[Data extracted from a collection]
================================

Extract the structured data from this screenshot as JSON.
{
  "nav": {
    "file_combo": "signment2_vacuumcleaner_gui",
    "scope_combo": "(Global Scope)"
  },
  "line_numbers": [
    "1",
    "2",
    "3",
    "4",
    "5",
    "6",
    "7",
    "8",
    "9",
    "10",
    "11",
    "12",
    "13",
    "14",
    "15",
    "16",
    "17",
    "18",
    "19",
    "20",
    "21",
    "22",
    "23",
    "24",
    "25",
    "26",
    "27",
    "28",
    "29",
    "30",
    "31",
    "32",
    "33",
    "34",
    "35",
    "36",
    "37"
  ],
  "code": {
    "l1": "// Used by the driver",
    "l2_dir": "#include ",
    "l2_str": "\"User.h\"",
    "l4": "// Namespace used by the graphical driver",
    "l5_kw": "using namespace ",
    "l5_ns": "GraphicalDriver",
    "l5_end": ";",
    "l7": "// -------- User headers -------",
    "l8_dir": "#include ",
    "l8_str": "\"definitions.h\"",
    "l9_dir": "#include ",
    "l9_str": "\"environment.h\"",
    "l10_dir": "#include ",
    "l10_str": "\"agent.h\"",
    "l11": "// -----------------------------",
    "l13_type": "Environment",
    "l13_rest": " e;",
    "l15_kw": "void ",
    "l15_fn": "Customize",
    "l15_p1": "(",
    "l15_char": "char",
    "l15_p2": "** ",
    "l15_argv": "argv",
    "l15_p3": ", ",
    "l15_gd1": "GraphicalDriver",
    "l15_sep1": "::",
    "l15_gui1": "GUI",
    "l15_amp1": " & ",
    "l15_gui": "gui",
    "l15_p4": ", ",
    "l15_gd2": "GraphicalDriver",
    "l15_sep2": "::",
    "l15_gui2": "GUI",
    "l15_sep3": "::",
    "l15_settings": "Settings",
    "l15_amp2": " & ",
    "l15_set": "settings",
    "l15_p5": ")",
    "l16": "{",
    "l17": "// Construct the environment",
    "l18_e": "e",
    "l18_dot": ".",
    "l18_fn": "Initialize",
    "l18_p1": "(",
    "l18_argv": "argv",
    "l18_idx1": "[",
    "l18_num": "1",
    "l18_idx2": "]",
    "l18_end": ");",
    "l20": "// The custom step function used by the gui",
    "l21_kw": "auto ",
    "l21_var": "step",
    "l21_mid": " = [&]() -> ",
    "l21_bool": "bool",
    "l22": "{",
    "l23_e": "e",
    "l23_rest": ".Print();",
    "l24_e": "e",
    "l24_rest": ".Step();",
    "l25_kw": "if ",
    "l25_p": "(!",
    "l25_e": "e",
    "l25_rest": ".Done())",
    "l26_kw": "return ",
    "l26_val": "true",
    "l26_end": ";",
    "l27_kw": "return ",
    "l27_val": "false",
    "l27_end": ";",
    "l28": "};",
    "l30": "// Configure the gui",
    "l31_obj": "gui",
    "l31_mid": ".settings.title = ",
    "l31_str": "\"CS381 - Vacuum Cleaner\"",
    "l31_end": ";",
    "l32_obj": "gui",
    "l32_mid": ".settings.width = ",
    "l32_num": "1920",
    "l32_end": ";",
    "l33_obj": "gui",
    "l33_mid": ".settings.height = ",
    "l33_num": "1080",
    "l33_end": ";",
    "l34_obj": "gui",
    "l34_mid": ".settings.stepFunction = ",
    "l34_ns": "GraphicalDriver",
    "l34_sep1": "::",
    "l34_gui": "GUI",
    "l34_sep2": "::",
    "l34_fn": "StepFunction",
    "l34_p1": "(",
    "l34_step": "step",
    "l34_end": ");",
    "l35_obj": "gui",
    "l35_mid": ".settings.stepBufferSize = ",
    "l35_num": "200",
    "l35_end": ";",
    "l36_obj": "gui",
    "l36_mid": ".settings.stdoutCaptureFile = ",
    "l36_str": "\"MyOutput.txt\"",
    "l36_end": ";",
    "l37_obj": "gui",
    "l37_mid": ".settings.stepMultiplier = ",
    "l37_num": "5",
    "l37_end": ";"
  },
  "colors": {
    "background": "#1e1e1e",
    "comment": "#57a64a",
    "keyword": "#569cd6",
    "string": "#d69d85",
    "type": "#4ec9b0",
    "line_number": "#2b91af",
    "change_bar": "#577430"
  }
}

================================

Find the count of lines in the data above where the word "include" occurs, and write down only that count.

4